Since that time in many countries smoking in public places has been prohibited by law. In November 2004, Bhutan became the first country which prohibited the sale of tobacco and tobacco products. Tobacco products imported for personal use are subject to a 100% duty. Today, smoking is prohibited in public places in many countries of the world.
Tobacco producers are often involved in funding and carrying out programs that, according to them, prevent smoking among children and adolescents, positioning tobacco as a product for adults. According to anti-smoking organizations, such programs are at best useless and at worst acts as a hidden propaganda of smoking. Thus, the very idea of cigarettes as a product for adults can encourage young people, who want to grow up quickly, to smoke. Such programs include activities ineffective to combat teenage smoking, but creating the appearance of such combat (educational programs, training of students’ conscious choice, programs for tobacco vendors, etc.). For example, when creating anti-tobacco campaign materials for teens they use only the images of students (mostly causing irritation for teenagers), and never use images of famous athletes that are engaged in advertising of tobacco for adults. Trainings for salesmen teaching them to refuse to sell cigarettes to adolescents have no practical significance, because in reality most sellers are selling cigarettes to minors knowing that otherwise it will be done by competitors.

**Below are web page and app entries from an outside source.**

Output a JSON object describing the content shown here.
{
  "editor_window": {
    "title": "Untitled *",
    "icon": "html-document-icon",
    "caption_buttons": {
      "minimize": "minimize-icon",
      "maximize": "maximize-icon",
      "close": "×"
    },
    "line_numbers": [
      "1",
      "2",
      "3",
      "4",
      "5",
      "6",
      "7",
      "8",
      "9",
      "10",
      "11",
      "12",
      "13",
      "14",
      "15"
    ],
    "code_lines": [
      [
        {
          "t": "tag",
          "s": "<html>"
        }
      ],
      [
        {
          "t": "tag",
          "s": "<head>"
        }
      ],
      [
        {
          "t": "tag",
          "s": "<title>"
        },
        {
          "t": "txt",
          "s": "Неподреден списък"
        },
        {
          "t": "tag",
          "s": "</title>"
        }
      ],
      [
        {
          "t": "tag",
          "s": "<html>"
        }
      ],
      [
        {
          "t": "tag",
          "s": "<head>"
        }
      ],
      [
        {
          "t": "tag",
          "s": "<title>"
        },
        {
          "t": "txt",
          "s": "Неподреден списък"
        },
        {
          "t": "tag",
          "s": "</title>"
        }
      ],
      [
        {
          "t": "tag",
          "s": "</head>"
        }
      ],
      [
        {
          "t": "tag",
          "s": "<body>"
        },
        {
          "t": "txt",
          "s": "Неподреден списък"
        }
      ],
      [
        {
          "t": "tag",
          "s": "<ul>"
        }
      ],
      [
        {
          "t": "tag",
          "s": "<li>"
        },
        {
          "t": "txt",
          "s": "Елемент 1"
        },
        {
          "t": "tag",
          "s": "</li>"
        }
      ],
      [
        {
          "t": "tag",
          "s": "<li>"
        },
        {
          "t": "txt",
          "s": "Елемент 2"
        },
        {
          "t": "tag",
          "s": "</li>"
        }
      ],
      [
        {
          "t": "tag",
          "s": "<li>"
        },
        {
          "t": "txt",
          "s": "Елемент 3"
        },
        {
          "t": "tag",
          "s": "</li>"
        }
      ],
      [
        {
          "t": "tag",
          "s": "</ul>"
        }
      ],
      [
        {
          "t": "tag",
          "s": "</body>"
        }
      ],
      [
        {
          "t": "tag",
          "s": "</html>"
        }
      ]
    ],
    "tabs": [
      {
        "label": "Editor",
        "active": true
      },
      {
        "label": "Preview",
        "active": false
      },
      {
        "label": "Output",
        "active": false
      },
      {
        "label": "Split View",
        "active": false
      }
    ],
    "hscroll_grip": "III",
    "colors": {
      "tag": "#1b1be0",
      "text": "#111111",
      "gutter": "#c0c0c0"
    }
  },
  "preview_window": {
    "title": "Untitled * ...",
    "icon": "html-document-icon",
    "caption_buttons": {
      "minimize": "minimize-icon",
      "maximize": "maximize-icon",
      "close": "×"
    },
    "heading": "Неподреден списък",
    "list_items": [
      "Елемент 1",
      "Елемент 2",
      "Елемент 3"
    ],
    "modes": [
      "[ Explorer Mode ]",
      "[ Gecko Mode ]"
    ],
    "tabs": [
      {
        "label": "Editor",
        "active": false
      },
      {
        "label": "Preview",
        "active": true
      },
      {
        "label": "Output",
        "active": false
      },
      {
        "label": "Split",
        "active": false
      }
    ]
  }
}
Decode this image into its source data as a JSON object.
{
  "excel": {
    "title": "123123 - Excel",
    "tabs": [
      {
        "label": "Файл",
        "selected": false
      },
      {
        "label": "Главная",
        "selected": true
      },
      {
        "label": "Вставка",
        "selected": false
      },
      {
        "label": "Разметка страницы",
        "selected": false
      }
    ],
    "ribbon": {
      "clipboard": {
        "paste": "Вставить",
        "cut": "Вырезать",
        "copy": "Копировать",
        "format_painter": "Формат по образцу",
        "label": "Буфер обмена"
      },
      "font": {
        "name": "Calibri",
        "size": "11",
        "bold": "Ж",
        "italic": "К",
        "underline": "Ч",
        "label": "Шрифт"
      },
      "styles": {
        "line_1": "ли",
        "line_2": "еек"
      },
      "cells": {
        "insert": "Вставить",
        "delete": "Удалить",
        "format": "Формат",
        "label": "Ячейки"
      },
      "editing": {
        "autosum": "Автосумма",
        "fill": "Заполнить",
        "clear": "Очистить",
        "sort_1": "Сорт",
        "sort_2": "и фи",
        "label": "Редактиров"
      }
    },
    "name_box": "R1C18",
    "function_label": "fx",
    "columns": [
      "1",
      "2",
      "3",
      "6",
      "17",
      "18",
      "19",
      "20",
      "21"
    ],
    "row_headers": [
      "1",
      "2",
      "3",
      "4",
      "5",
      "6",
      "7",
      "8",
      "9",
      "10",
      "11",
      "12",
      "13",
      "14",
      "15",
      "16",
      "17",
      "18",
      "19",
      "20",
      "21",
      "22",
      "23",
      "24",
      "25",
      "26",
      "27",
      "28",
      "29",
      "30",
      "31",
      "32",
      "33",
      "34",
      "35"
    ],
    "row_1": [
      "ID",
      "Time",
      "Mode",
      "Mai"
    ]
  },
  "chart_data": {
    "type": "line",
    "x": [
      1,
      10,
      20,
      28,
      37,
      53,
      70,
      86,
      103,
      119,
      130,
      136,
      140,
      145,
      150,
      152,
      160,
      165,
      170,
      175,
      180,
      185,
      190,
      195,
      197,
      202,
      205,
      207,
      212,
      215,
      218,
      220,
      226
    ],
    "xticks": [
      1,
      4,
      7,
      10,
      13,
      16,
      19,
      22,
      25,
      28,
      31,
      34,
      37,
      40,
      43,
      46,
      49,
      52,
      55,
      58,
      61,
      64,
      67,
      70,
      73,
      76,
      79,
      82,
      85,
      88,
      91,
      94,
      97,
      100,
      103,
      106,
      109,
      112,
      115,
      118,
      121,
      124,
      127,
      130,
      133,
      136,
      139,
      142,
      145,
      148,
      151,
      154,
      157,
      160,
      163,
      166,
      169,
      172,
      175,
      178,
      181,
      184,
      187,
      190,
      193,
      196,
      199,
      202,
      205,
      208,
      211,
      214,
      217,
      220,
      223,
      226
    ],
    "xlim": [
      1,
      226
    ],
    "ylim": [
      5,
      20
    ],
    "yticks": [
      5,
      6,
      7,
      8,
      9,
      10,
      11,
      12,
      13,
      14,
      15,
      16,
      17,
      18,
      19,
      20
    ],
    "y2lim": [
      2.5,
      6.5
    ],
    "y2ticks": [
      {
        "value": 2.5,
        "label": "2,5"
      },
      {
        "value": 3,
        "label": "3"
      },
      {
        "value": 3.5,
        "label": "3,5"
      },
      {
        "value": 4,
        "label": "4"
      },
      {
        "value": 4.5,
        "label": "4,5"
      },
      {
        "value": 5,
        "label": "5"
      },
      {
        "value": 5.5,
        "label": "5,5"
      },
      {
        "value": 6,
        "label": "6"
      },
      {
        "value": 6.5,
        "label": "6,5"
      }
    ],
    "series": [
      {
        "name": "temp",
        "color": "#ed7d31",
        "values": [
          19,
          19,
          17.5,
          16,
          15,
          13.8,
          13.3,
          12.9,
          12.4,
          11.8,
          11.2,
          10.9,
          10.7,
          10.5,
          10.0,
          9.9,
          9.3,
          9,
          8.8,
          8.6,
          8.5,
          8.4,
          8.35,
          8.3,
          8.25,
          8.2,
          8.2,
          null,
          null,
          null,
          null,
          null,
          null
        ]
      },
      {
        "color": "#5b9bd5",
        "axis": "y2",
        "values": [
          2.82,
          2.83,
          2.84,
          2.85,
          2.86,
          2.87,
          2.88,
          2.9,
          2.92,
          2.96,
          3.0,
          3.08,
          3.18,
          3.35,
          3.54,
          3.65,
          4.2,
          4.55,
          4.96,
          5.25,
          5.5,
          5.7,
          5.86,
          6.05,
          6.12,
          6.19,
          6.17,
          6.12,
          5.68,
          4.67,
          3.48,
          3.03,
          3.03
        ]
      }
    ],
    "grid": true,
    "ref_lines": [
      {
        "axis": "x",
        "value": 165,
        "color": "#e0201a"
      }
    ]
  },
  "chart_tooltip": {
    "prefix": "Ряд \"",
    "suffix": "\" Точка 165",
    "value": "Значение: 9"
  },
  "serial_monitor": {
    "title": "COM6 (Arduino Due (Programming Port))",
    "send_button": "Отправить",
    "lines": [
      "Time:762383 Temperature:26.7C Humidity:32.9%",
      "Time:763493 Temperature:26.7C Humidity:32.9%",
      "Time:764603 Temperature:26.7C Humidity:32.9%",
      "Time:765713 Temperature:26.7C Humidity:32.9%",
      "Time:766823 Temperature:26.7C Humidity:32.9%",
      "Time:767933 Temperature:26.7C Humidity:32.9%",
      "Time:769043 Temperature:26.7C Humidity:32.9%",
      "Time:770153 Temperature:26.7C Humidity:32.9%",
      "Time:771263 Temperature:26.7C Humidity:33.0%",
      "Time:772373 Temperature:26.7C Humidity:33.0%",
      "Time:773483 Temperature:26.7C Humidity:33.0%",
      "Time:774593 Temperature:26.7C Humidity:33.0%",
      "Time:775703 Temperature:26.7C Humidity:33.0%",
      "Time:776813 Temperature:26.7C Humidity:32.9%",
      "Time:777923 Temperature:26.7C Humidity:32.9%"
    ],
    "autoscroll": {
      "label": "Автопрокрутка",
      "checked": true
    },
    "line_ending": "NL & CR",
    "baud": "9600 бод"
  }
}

These programs allow tobacco companies to improve their image, to conduct marketing of their products among adolescents and ruin really effective measures against smoking (e.g., a complete ban on smoking in schools and at locations for both children and adults, or a total ban on tobacco advertising).
For a long time antismoking efforts at both state and national levels have applied numerous media campaigns that concern adolescents and adults. As a matter of fact, these campaigns (e.g., the American Legacy Foundation’s “truth”) did contribute to a decrease in the adolescent smoking rate, but the rate still is unacceptably high (about 20% according to the US Department of Health and Human Services).
As a matter of fact, enactment of smoke-free legislation is the only measure which has obvious positive impact. According to Robert Friis (2011), the rates of smoking dropped in the U.S. and other countries where smoke-free legislation was approved. Thus, the “prevalence of smoking in Ireland dropped from 27.0% prior to the bans to 23.6% four years after the bans and continues to decline at a steady rate” (p. 58).
A complete prohibition of tobacco products is a frequently pronounced idea. Though it may seem impossible, apparently, this is the only way to solve this issue.